A more relaxed attitude towards data collection, but marketers should ask first

A recent study at the University of Pennsylvania’s Annenberg School of Communication looked at how individuals perceive the collection and use of consumer data. Reading a review of the study in the NYT, prompted me to wonder how my peers in the Millennial Generation view the issue.

Penn’s survey studied all age categories of individuals, ranging from 18-89, with the majority of the respondents in the 35-49 age category. I wanted to see if young adults in my generation, the millennial generation, felt differently about data collection. I decided to conduct an informal survey of my peers (I did not use statistical survey methodology) to determine if my generation had a more relaxed attitude towards data collection.

I surveyed 75 people between the ages of 16-24 to determine if a younger age resulted in a more open attitude towards data collection. I asked the same questions found in Penn’s study with the addition of one question regarding mobile location.

° Percentages may not add up to 100% due to rounding

*Penn did not provide “neither agree or disagree” as multiple choice option, but instead a volunteered option

**Question not asked in Penn survey

Millenials vs. Overall Population

In some categories, my results were very similar to those found in the Penn study. For example, 86% of respondents to my survey did not believe it was fair to exchange personal information for a discount on products. The Penn survey found 91% of respondents believed the above exchange was unfair. However, in some categories, the millennial generation displayed a more relaxed attitude. 64% of respondents to my survey agreed that it would be okay if a store they shopped at used their information to improve the services the store provided. Only 42% of the respondents to the Penn survey thought such data collection was acceptable.

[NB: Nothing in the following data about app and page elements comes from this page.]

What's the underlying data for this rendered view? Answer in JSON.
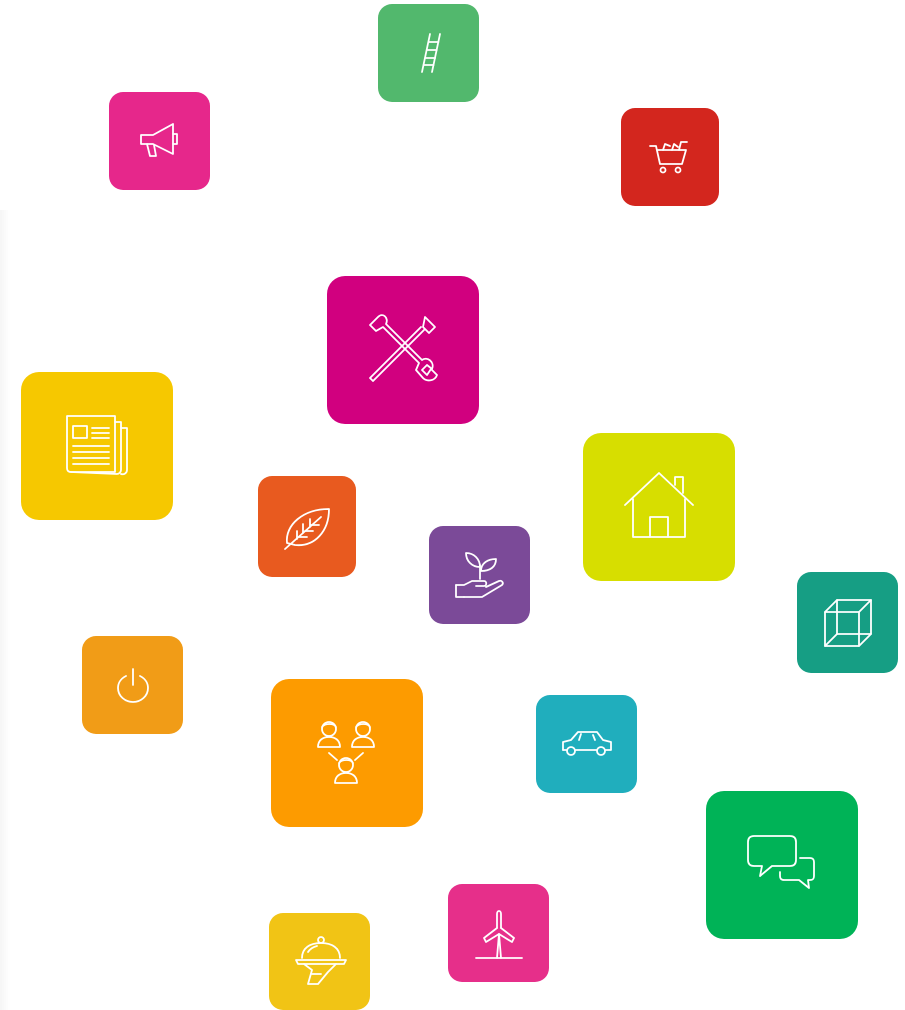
{
  "icons": [
    {
      "name": "ladder-icon",
      "color": "#52b86d"
    },
    {
      "name": "megaphone-icon",
      "color": "#e6278b"
    },
    {
      "name": "shopping-cart-icon",
      "color": "#d3261e"
    },
    {
      "name": "tools-icon",
      "color": "#d1007f"
    },
    {
      "name": "newspaper-icon",
      "color": "#f6c800"
    },
    {
      "name": "leaf-icon",
      "color": "#e85a1f"
    },
    {
      "name": "plant-hand-icon",
      "color": "#7b4a98"
    },
    {
      "name": "house-icon",
      "color": "#d7de00"
    },
    {
      "name": "cube-icon",
      "color": "#169e84"
    },
    {
      "name": "power-icon",
      "color": "#f19c17"
    },
    {
      "name": "people-network-icon",
      "color": "#fd9b00"
    },
    {
      "name": "car-icon",
      "color": "#20aebd"
    },
    {
      "name": "chat-bubbles-icon",
      "color": "#00b357"
    },
    {
      "name": "wind-turbine-icon",
      "color": "#e62f8a"
    },
    {
      "name": "serving-cloche-icon",
      "color": "#f1c415"
    }
  ]
}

Using Location for Messaging

Furthermore, I asked survey takers an additional question in my survey regarding mobile location since it pertains to my internship at HangIt. I found that 64% of respondents think it is acceptable for a mobile application to track their location and send their device notifications based on their current locations. Though the Penn survey did not ask this question, I believe Penn survey takers would have had a more negative attitude towards this question.

Controlling Data Collection

Both cohorts of survey takers want control over what marketers can learn about them; yet, have accepted they have little control over this. Interestingly, a higher percentage of the millennial generation (76%) has a resigned attitude towards data collection, compared to 65% of respondents to the Penn survey (see table above, question 6). I believe the higher sense of resignation of the millennial generations contributes allows to be more accepting of data collection than older generations. My generation may think if we cannot stop data collection, companies might as well use the data to improve the services they provide us.

I also allowed survey takers to record any other thoughts they had on data collection. These additional comments were varied, but had one common thread: informed consent. Survey takers emphasized the importance of informed consent in data collection. One survey taker said all of his/her responses would switch from agree to disagree if a company did not secure his or her consent.

Some other comments on informed consent included:

  • “Informed consent is key.”
  • “I think it’s fair for companies to offer discounts in exchange for personal information etc. but they should make it transparent to the customer so the customer knows what they are giving in exchange for the discount, using WiFi, turning on location services, shopping at the store, etc. I don’t like giving my information but I think it’s fair for companies to collect it if I personally opt in.”
  • “I’m generally fine with having information collected about me, having come to expect it in this day and age. However, I think there should always be some kind of opt-in/opt-out, or at least a clear notice that information is being collected, because many people don’t realize just what they’re giving away. For example, on mobile applications, I almost always disallow location tracking because knowing my physical location is over the line for me personally, but other forms of data collection aren’t.”
Marketers, Mind Your Manners

While the Millennial generation does have a more relaxed attitude towards data collection, companies must respect the end user to achieve continued acceptance.

Karen Pattani-Hason of Urban Airship encourages her clients to not overuse their ability to send targeted messages to their app users based on the data they collect. She explains even though the client has the ability to send a message to the user, he or she should only do so if it provides value to the end user. I agree with her advice.

Overall, consumer privacy will continue to be a concern as technology becomes increasingly pervasive. However, if companies always ask for consent and respectfully use the data, they can use the power of data to customize and personalize their products and services, particularly for my generation.

 

About the Blogger: Laya Mallela is a full time student at Cornell University’s Dyson School, where she is pursuing a degree in Applied Economics and Management, with concentrations in marketing and finance. She has just completed her second year. As an intern at HangIt, Laya is excited to learn and explore the tech scene of NYC. She can be reached at laya.mallela@hangit.com